I Survived A Zombie Holocaust Movie Review
Written by Charlotte Stear
DVD released by 38 Pictures
Written and directed by Guy Pigden
2014, 104 minutes, Not Rated
Harley Neville as Wesley Pennington
Jocelyn Christian as Susan Ford
Ben Baker as Tane Henare
Reanin Johannink as Jessica Valentine
Mike Edward as Adam Harrison
Andrew Laing as Stanley Martin Patrick “SMP”
Simon Ward as Richard Driver
Mark Neilson as Randy Bateman
Patrick Davies as Greg Winston
Harry Love as Harold Beasley
These days it’s harder to find a zombie film without a ridiculous title than it is with one. What keeps it interesting, though, is you never know whether you’re going to get something truly awful or surprisingly excellent. Joining the latter of those options is the New Zealand flick set to screen at this year’s FrightFest, I Survived A Zombie Holocaust.
The movie follows nerdy, eager-to-please runner Welsey (Harley Neville) during his first day on set of a zombie movie production. After endless demeaning tasks and being constantly embarrassed around the pretty girl he has a crush on, things take an even worse turn when he realises the sickness going round the set is exactly what they’re portraying on screen; a zombie outbreak. Wesley and a team of misfits from the set find themselves fighting for survival against the real living dead.
It might seem lazy to compare I Survived A Zombie Holocaust to Peter Jackson’s early work because of the New Zealand connection, but there is an influence and style that definitely echoes the likes of Dead Alive. There’s a high body count, plenty of guts and gore, but most importantly- genuine laughs. Guy Pidgen may only be on his second feature film, but making a fully balanced horror-comedy film like this takes some skill that is promising for his future endeavours.
The film works because of the well written script and the comedic timing of the cast. Taking the lead is Harley Neville, his facial expressions and delivery really bring love towards the awkward Wesley, it’s much needed as initial interest in the film hangs on this one character. Looking further, there are so many great performances, two standout characters are the director (Andrew Laing) and Tane (Ben Baker) who are not only amusing to watch, but also have layers to their characters. The director’s storyline takes a particularly dark turn as we see him on the verge of madness which is really grim stuff. Later there are heartfelt moments between Ben and Wesley which, impressively don’t feel out of place. Maintaining this kind of emotion while there are some ridiculous gross zombie flesh eating moments is a feat to be proud of.

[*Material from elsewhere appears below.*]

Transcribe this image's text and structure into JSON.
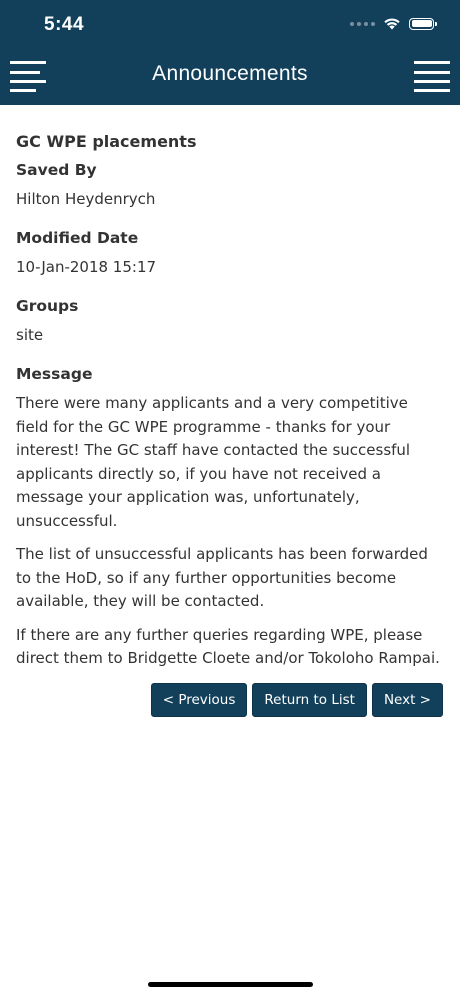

The film does take a while to get going and at times feels more like a comedy than horror, but it soon finds its pacing, though it could easily lose 20 minutes of its run time to make it feel a little snappier.
It’s always fun to see a film be well aware of itself and when the cameras are rolling on the movie they’re making (how very meta!), it’s fun to see the hideous clichés people like to think horror movies are. Then when the cameras turn off, we get something fresh and feisty. It’s reminiscent of Feast in how it turns stereotyped roles on their heads, but gives us something altogether new.
Everything about this movie is loud and crass, but with its tongue firmly in its cheek there is no other way to take it than just damn good fun. It goes all out and has no apologies, and that is pretty damn fabulous.